Mapping the interaction of a single atom with a single photon may inform design of quantum devices

Have you ever wondered how you see the world? Vision is about photons of light, which are packets of energy, interacting with the atoms or molecules in what...

Im Focus: Novel silicon etching technique crafts 3-D gradient refractive index micro-optics

A multi-institutional research collaboration has created a novel approach for fabricating three-dimensional micro-optics through the shape-defined formation of porous silicon (PSi), with broad impacts in integrated optoelectronics, imaging, and photovoltaics.

Working with colleagues at Stanford and The Dow Chemical Company, researchers at the University of Illinois at Urbana-Champaign fabricated 3-D birefringent...

Im Focus: Quantum Particles Form Droplets

In experiments with magnetic atoms conducted at extremely low temperatures, scientists have demonstrated a unique phase of matter: The atoms form a new type of quantum liquid or quantum droplet state. These so called quantum droplets may preserve their form in absence of external confinement because of quantum effects. The joint team of experimental physicists from Innsbruck and theoretical physicists from Hannover report on their findings in the journal Physical Review X.

“Our Quantum droplets are in the gas phase but they still drop like a rock,” explains experimental physicist Francesca Ferlaino when talking about the...

All Focus news of the innovation-report >>>

Anzeige

Anzeige

Event News

ICTM Conference 2017: Production technology for turbomachine manufacturing of the future

16.11.2016 | Event News

Innovation Day Laser Technology – Laser Additive Manufacturing

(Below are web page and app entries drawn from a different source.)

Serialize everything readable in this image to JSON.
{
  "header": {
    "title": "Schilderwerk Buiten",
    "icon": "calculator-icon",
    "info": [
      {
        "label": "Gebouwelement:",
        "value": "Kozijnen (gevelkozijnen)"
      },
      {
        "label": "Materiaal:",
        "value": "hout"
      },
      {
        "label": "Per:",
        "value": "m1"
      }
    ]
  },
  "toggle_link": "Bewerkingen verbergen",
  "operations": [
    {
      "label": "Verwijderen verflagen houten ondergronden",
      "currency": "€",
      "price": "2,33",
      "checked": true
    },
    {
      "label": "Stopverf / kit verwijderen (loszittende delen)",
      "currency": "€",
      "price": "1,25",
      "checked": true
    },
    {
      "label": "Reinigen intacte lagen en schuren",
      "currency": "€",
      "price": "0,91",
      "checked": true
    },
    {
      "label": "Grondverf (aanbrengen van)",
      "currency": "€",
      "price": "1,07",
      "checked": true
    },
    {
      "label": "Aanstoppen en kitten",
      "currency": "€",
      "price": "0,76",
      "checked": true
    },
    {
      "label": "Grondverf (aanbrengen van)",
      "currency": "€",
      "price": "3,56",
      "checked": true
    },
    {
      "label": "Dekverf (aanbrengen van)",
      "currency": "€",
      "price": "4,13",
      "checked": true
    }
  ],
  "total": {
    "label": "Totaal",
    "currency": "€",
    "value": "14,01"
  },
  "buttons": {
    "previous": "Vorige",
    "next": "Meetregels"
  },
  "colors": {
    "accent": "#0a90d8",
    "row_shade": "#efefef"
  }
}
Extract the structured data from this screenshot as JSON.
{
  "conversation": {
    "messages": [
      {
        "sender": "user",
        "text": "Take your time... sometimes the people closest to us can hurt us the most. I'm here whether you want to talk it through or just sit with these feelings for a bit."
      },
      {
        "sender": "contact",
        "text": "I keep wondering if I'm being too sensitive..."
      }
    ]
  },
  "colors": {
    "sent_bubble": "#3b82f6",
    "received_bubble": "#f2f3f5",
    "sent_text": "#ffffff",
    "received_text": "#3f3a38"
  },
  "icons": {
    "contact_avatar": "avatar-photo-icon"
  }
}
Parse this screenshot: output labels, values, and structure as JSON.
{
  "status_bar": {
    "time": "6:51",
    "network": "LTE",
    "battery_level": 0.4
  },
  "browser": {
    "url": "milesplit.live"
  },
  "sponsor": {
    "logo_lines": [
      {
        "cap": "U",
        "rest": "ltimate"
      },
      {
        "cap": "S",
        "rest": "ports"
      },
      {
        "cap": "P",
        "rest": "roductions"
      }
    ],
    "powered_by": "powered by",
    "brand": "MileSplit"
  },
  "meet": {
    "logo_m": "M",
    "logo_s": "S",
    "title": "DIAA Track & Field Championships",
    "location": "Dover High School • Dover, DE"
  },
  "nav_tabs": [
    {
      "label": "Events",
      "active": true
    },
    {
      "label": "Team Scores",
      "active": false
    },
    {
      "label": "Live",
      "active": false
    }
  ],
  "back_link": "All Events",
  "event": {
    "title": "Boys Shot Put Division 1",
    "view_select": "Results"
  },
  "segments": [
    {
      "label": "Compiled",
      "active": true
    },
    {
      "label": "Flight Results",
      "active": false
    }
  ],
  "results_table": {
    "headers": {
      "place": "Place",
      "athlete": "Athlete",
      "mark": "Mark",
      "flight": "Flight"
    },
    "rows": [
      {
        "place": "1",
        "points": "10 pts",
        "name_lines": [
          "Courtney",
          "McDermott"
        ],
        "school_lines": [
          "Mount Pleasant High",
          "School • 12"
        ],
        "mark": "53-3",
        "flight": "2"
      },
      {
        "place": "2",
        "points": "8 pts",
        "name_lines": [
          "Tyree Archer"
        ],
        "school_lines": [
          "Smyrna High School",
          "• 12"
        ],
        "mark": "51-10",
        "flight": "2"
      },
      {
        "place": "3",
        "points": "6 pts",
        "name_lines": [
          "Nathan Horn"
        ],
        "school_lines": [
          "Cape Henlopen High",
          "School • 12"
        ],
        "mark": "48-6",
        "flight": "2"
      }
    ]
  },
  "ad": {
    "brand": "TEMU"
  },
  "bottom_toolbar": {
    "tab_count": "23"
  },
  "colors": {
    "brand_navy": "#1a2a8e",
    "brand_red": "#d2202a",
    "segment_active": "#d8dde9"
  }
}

01.11.2016 | Event News

#IC2S2: When Social Science meets Computer Science - GESIS will host the IC2S2 conference 2017

14.10.2016 | Event News

 
Latest News

Researchers identify potentially druggable mutant p53 proteins that promote cancer growth

09.12.2016 | Life Sciences

Scientists produce a new roadmap for guiding development & conservation in the Amazon

09.12.2016 | Ecology, The Environment and Conservation

Satellites, airport visibility readings shed light on troops' exposure to air pollution

09.12.2016 | Health and Medicine

VideoLinks
B2B-VideoLinks
More VideoLinks >>>